Bolton fans face tonight’s game at QPR, with a mixture of nervousness and resignation.
A seven goal massacre at Reading, against a side who had only scored three times in their previous five Championship games and who didn’t hit the net in the match after, is bad enough. But the latest opponents are 11 points better off in the table than the Royals and have only suffered one league defeat since the start of November, and that against leaders, Leicester City.
Then there’s the small matter of history. Before Reading, who were the last team to score seven goals against Bolton? Queens Park Rangers of course, in 1982 with the benefit of a plastic pitch that only they knew how to play on.
This season has been grim for the Whites, comprising a mere a handful of wins, none of them against clubs higher than fifteenth in the table, and a series of feeble capitulations when faced with adversaries who were even mildly competent.
There’s a reason for this. Due to a dressing room prank involving coat hangers and superglue, manager Dougie ‘Record Breaker’ Freedman, has spent an entire managerial career with his arms outstretched. This means he can’t give proper hand signals to the players, and deputy Lenny Lawrence is too decrepit to take over that task. Shaking hands with Freedman is difficult as well, unless you walk along side him.

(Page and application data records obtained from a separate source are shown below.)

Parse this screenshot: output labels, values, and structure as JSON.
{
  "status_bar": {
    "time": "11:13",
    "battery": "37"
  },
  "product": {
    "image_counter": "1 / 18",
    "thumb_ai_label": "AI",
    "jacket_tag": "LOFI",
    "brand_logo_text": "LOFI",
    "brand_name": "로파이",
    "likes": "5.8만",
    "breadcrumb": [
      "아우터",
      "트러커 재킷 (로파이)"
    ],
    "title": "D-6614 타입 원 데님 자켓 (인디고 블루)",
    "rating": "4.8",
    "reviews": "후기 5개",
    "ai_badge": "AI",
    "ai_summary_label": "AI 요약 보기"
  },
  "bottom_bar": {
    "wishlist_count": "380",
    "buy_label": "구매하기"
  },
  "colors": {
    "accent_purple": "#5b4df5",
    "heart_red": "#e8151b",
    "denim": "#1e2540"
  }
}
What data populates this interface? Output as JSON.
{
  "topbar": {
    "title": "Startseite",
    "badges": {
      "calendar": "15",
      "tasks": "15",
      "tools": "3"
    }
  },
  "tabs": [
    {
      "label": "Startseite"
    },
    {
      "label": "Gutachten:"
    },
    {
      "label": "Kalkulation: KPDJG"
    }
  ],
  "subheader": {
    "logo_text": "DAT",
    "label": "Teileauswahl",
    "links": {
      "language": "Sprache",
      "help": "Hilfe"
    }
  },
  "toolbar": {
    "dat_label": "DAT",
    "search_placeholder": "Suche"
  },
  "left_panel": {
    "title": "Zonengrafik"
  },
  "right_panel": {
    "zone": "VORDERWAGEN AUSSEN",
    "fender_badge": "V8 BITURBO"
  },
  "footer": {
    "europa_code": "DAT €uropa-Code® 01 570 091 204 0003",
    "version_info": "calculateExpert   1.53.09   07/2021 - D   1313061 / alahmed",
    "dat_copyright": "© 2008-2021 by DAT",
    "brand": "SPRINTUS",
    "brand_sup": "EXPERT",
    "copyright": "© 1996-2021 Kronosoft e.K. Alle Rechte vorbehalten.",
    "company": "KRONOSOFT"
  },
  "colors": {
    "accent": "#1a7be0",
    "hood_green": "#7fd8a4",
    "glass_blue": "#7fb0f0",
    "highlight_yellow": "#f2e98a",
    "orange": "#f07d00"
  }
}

Despite this, Dithering Dougie has the safest job in football. Results don’t matter and neither do performances. He’d have to be caught rimming one of the ball boys before dismissal was even considered, and even that deed would probably be filed under ‘youth development.’
Spirits amongst the Reebok faithful have been lifted slightly, with the exit of Owen Coyle’s biggest mistake, the Gallic shrug in a football shirt that is David N’Gog. The Frenchman joined Swansea yesterday for an undisclosed fee, or to put it another way, next to bugger all. On the down side, that leaves Craig Donkey-Davies, a big lad who kicks like a girl, as the only recognised striker.
By contrast QPR, are rumbling along quite nicely. Given the money spent on wages and transfer fees, one might argue that they should be running away with the title, but the BBC’s local outfit has only lost four times in the league and acquired a habit of grinding out results whilst not playing that well.
Football’s a funny game, as anyone who has made a prediction that turned out to be wildly inaccurate will tell you. Perhaps Harry Redknapp’s men, realising that they’re up against a bunch of duffers, have spent the weekend on an extended bender, and will turn up at Loftus Road, half an hour before the game, still pissed and smelling of wee and wags perfume. But unless that happens it’s difficult to see beyond a convincing home victory.
– Richard McCormick